Monday, February 27, 2012

On Obsolescence

As modern people in a modern world, we are in a never ending spell of constant reinvention, advancement, and "improvement." Driven by consumerism, the majority of the world lionizes technology as the demonstrable factor of "goodness." New equates to "better." In the constant one-upping of competitors, products are churned out to correct perceived "shortcomings", thus inevitably rendering previous versions obsolete.  

Knowing full well that art always comes after invented technology, I am wary of photography's expansion into realms that ultimately detract from the art itself.
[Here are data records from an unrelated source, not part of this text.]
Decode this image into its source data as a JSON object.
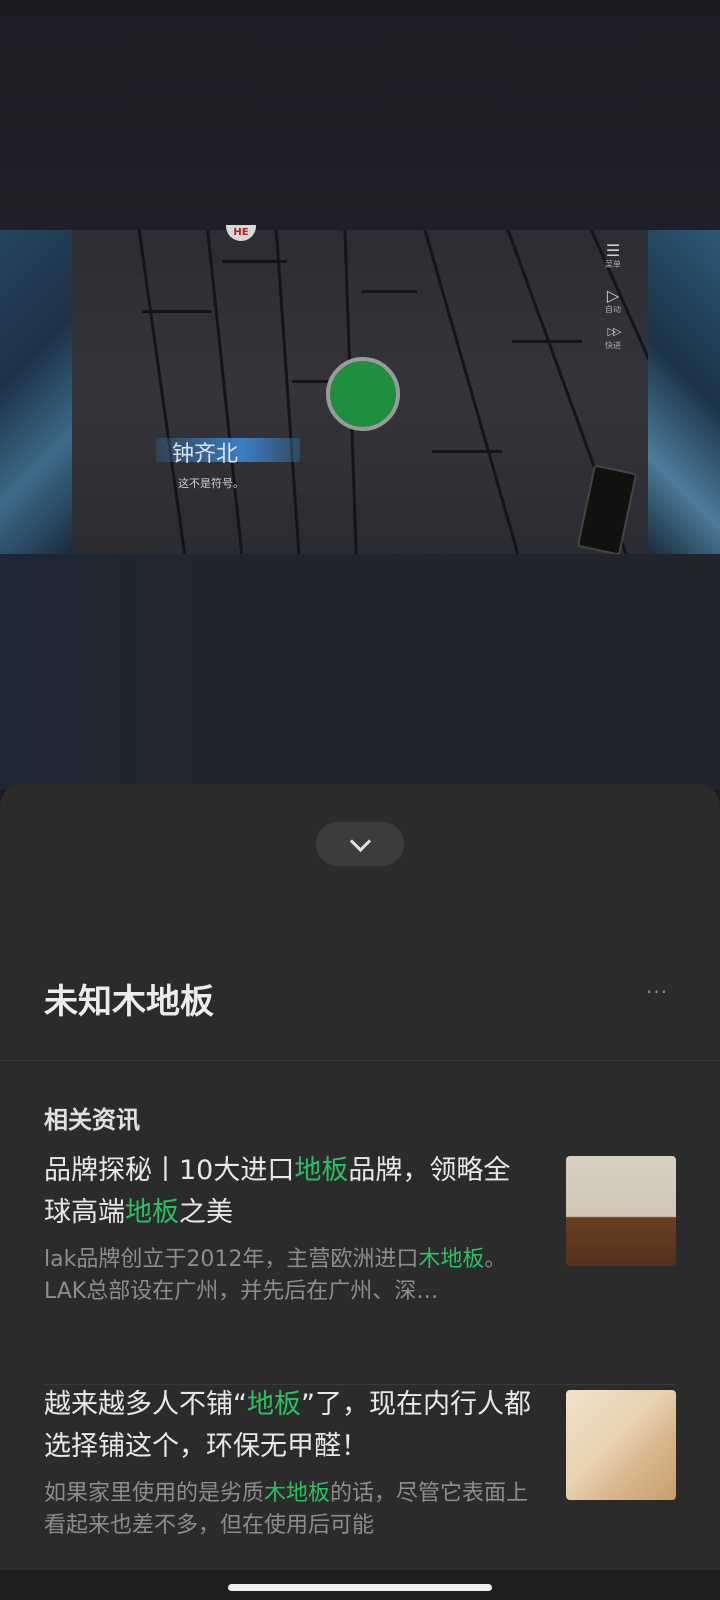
{
  "game": {
    "badge": "HE",
    "controls": [
      {
        "glyph": "☰",
        "label": "菜单"
      },
      {
        "glyph": "▷",
        "label": "自动"
      },
      {
        "glyph": "▷▷",
        "label": "快进"
      }
    ],
    "character_name": "钟齐北",
    "dialogue": "这不是符号。"
  },
  "sheet": {
    "title": "未知木地板",
    "more_label": "···",
    "section_label": "相关资讯"
  },
  "articles": [
    {
      "title_parts": [
        "品牌探秘丨10大进口",
        "地板",
        "品牌，领略全球高端",
        "地板",
        "之美"
      ],
      "desc_parts": [
        "lak品牌创立于2012年，主营欧洲进口",
        "木地板",
        "。LAK总部设在广州，并先后在广州、深…"
      ]
    },
    {
      "title_parts": [
        "越来越多人不铺“",
        "地板",
        "”了，现在内行人都选择铺这个，环保无甲醛！"
      ],
      "desc_parts": [
        "如果家里使用的是劣质",
        "木地板",
        "的话，尽管它表面上看起来也差不多，但在使用后可能"
      ]
    }
  ]
}
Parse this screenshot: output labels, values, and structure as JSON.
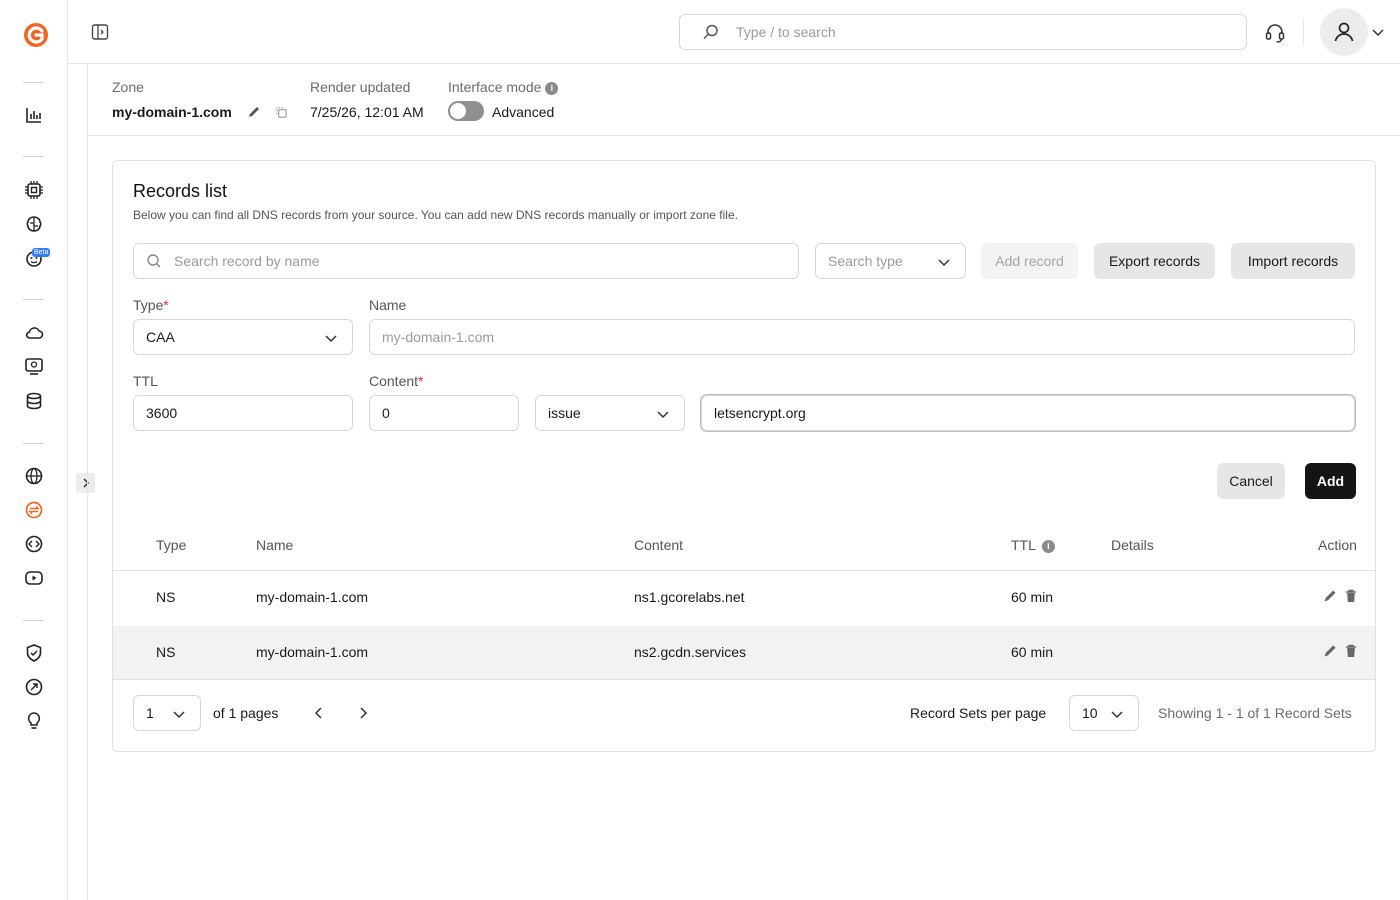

The potential of new technology in digital photography and editing software is always remarkable, but doesn't highlight one fact: It doesn't matter what you use, but how you use it. A picture will never be as good, even through edits and pixel-crushing, as its first moments of creation. 

As Alec Sloth evokes, "...The medium never settles. Each year there is a better camera to buy and new software to download. The user never has time to become comfortable with the tool. Consequently too much of the work is merely about the technology. The HDR and QTVR fads are good examples. Instead of focusing on the subject, users obsess over RAW conversion, Photoshop plug-ins, and on and on. For good work to develop the technology needs to become as stable and functional as a typewriter."

Choose and love what you can get your hands on. Learn it inside out. Improve only when you feel your art compels you to.

1 comment:

  1. I can't agree more. Lovely thoughts. Thanks for sharing.